34th Street Magazine is part of a student-run nonprofit.

Please support us by disabling your ad blocker on our site.

Film & TV

If Pacino were a deli meat

Two for the Money's greatest strength is clearly its originality. Honestly, whoever thought to cast Al Pacino as an aging, cynical, battle-hardened mentor alongside a handsome, naive idealist is a fucking genius.

by RUBEN BROSBE

Fee fie foe fum

Gosford Park scribe Julian Fellowes' new film Separate Lies almost hits the nail on the head but falls short.

by YINKA NEIL

We aren't waiting for godot

Novice director Rob McKittrick's new film Waiting... signals yet another addition to the "frat pack" genre.

by GREG MORAN

Cameron diaz gets ugg-ly

Though not exactly star-studded, In Her Shoes certainly boasts an interesting cast of characters: there is Rose (Toni Collette), a lawyer who cannot seem to find a boyfriend but has a killer shoe collection; Maggie (Cameron Diaz), Rose's trampy sister who can't hold a job; and Ella (Shirley MacLaine), the sisters' long-lost grandmother.
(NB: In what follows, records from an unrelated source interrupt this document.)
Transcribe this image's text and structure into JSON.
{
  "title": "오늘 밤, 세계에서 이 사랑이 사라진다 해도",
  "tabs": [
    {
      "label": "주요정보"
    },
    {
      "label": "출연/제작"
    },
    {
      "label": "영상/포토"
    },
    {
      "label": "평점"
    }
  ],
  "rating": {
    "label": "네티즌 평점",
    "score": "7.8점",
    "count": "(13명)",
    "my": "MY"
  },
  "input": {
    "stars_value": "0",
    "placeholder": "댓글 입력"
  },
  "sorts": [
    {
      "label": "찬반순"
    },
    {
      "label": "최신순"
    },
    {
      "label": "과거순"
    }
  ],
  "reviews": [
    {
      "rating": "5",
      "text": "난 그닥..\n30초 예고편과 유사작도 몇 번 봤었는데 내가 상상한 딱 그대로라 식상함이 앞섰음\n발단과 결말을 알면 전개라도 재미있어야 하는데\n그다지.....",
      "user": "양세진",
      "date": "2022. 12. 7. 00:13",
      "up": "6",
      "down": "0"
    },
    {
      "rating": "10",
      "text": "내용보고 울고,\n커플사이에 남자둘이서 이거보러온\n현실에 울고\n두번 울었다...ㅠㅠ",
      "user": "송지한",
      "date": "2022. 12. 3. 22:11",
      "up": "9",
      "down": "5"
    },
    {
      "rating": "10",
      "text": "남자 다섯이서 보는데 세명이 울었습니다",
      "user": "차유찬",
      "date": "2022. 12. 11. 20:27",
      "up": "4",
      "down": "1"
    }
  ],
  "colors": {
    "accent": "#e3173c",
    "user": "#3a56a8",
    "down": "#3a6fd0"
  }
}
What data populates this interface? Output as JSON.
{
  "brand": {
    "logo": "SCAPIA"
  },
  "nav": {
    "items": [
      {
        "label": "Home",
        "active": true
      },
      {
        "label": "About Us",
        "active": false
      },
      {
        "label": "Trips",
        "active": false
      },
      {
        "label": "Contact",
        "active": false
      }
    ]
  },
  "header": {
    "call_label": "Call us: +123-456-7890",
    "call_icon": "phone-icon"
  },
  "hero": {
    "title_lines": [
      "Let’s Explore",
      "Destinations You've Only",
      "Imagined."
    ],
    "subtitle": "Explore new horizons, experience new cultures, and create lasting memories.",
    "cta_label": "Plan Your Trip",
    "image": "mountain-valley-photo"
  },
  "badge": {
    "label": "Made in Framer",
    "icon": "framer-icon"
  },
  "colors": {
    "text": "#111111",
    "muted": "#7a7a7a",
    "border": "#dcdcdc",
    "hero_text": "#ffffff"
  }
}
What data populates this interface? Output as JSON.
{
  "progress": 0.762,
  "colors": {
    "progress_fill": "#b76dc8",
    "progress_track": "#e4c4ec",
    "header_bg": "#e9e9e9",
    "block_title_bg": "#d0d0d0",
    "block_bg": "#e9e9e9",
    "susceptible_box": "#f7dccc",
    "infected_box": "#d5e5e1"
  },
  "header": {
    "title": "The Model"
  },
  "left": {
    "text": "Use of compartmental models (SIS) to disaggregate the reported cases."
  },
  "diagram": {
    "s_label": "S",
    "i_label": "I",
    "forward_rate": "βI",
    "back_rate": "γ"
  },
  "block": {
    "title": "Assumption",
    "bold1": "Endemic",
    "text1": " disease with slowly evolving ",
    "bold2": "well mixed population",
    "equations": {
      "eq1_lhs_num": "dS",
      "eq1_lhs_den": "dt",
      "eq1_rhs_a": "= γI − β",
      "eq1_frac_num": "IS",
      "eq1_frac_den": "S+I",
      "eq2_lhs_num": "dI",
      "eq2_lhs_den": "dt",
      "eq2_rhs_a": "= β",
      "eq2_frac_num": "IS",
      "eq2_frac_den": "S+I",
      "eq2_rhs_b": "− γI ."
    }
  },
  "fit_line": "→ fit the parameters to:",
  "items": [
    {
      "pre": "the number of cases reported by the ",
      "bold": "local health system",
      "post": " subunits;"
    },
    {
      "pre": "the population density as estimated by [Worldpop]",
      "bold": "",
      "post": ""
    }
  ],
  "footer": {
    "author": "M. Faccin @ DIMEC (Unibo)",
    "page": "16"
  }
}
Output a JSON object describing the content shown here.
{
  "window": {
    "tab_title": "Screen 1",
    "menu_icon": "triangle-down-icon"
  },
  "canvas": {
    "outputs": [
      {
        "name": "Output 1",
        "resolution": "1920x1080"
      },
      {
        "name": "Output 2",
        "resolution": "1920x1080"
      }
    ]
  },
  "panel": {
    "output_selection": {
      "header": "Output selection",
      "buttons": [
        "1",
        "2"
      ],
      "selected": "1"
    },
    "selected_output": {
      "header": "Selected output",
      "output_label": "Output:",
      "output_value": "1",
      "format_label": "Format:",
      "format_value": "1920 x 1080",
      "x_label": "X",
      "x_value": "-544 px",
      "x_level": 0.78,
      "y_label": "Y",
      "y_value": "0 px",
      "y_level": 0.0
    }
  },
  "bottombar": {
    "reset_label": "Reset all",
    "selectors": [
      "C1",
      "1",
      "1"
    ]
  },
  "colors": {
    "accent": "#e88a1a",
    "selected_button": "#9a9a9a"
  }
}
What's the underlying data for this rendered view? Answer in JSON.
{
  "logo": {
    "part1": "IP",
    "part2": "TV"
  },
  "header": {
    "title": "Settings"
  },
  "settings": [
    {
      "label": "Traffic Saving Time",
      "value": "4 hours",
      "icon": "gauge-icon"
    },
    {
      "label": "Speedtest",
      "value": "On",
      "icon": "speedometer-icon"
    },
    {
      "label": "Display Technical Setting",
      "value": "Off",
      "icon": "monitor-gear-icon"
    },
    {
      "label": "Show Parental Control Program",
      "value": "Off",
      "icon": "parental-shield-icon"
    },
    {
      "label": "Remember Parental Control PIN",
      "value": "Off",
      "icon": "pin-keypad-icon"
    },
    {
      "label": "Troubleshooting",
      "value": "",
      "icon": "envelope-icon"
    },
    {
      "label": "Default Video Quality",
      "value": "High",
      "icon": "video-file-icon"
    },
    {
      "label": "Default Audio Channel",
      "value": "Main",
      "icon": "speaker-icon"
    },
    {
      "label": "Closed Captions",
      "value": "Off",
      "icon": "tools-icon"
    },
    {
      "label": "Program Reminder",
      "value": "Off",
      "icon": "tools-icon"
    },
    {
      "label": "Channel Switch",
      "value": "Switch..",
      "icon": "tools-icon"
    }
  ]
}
by ,

Destination: claymation

Call Nick Park old-fashioned, but in an era dominated by computer-generated animation, he still likes working with clay.

by PRATEEK SHARMA

Finally...

Jonathan Safran Foer is not a writer, he is a collector. As played by Elijah Wood, Foer is a vegetarian, an American, and a descendant of a Holocaust survivor, obsessed with mapping the details of his Jewish heritage.

by JESS PURCELL

Into the poo

Into the Blue, starring teen heartthrobs Paul Walker and Jessica Alba, pretty much unfolds as one would expect.

by DEREK MAZIQUE

Two thumbs down

What is the meaning of life? Based on the book by Walter Kirn, the new film Thumbsucker tries, but fails, to provide an answer to this often-asked question.

by JENNIFER ZUCKERMAN

Toilet water, with a twist

Although Roman Polanski's newest movie, Oliver Twist, at first seems to have a winning formula, it falls short in the end.

by CHELSEA ALBRIGHT

"Serenity now," the universal execs said

Serenity, the long-awaited film adaptation of director Joss Whedon's (Buffy the Vampire Slayer) cult-favorite TV series Firefly, has all of the components of a typical sci-fi action film, and little more.

by JEREMY PRICE

The nightmare before nuptuals

Despite its amazing visual style, Tim Burton's Corpse Bride is never as original or engaging as it should be.

by MATT KURUC

We killed sauron...now what?

Originally a graphic novel published by DC Comics last year, A History of Violence offers complex but uninspiring drama.

by JEFF LEVIN

Film interview: David Lynch

Four-time Academy Award nominee David Lynch, director of such contemporary classics as The Elephant Man, Blue Velvet and Mulholland Drive, is currently touring colleges around the U.S.

by JEFF LEVIN

Charlie murphy ALERT!

It's difficult to make a family comedy these days; the producers of Roll Bounce have learned that the hard way.

by TIM WILKINS

Welcome to the gun show

It's difficult to categorize Lord of War, the newest release from Gattaca director (and The Terminal writer) Andrew Niccol about an underground arms dealer's rise from rags to riches.

by EVAN KOCH

Film interview: michael showalter

Michael Showalter doesn't think there's anything funny about Brooklyn. The actor-cum-writer-cum-director, renowned for playing Coop in Wet Hot American Summer (a film he co-wrote) and for his involvement in "Stella" on Comedy Central, has just released The Baxter, his directorial debut.

by YONA SILVERMAN

EllE Is Dead

For a romantic comedy that borrows considerably from Ghost, Just Like Heaven is about three times sweeter and funnier than it has any right to be.

by JEFF LEVIN

It's like Crouching Tiger, Hidden Dragon

Hong Kong-made Kung Fu Hustle features Stephen Chow, who happens to be the new martial arts "it" man. The film, set in '40s Shanghai, follows Sing (Chow), an alliance-shifting street rat who is caught in a gang war between the dreaded Axe Gang and the Pigsty Alley slum.

by TODD GRABARSKY

Inspirational Carjacking

Crash is a film that looks at the separate lives of a seemingly unrelated group of multi-ethnic people living in LA.

by STEPHEN MORSE

Gripping, no?

T he Interpreter, a well acted and politically relevant film, begins as U.N. interpreter Silvia Broome (Nicole Kidman) overhears a plot to assassinate Edmund Zuwanie, the president of the fictitious and war-torn African country Matobo.

by JESS PURCELL

PennConnects

Most Read